Sustainable Viticulture

A topic of frequent conversation at more than a few winemakers’ dinners these days is the difference between organic, biodynamic and sustainable farming systems. It is a confusing topic, a minefield of semantics and confounding nomenclature not easily defined in the confines of this column, but I thought I would take a try since our company utilizes all three systems for various clients.

The basic tenet of an organic farming system is the use of approved “organic” materials to control pests of various kinds in a given cropping system. The materials, while still pesticides in the classic definition of the word, are generally regarded as environmentally safer control alternatives than those employed by main stream agriculture. It is important to realize however that any compound is a chemical, just as salt or water is, and that some of our most potent carcinogens, like aflotoxins, come from nature.

Biodynamic is a holistic, spiritual farming system that incorporates many organic farming principals as well as the sun, lunar phases and ecological diversity to harmonically co- exist with nature in the course of growing a crop. While many of the prescribed practices, such as the much talked about burying of the cow horn with manure, are considered controversial and of questionable science, Biodynamic is really all about the practitioner getting in touch with every aspect and peculiarity of a particular site, something every great farmer strives to attain anyway.

Sustainable farming is a self correcting discipline that utilizes a self assessment scoring system to evaluate one’s progress.
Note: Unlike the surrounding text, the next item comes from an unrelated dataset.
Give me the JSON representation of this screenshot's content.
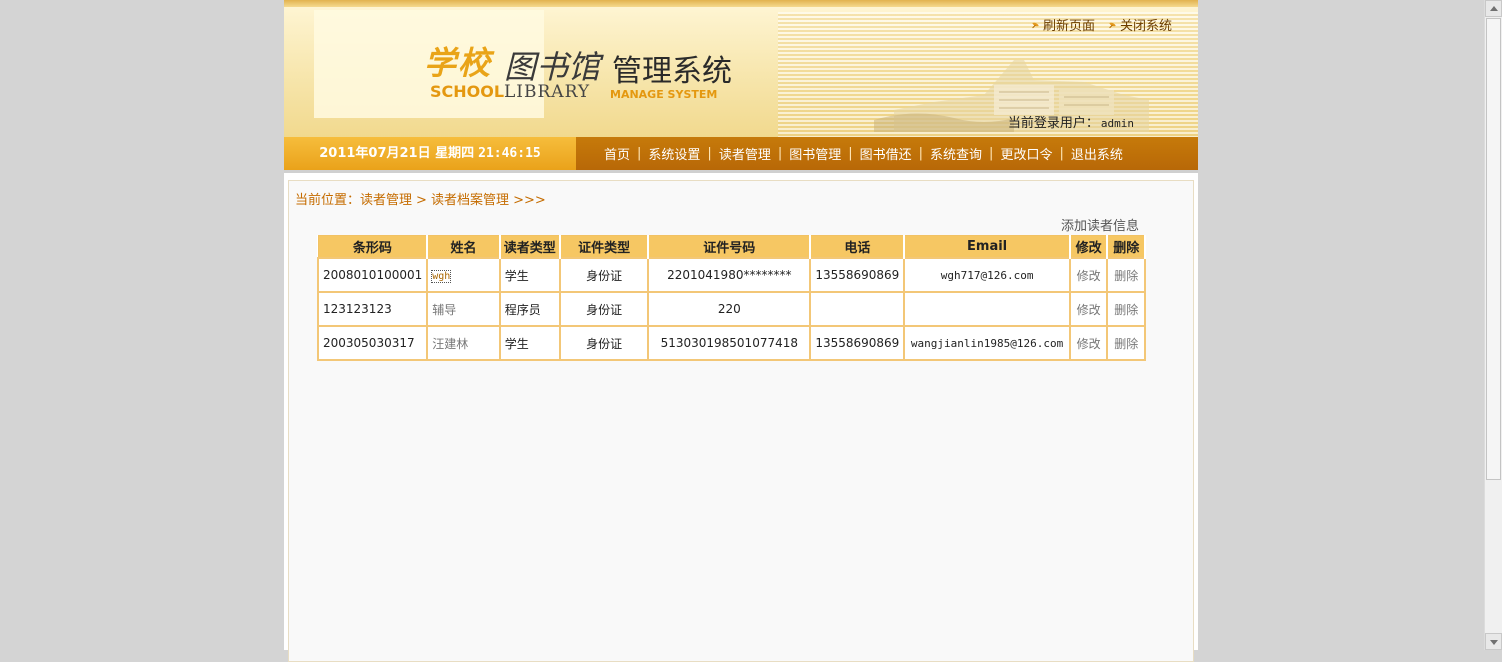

It combines best management practices from other farming systems, like organic and biodynamic, to positively impact an organizations triple bottom line; fiscal, environment and society. I consider it a more flexible and dynamic system. Nearly every organism (well maybe not some humans) practices, either consciously or unconsciously, sustainability. I would submit it is something we may never actually achieve but the process of trying provides great benefits to practitioners and consumers alike.

– Steve McIntyre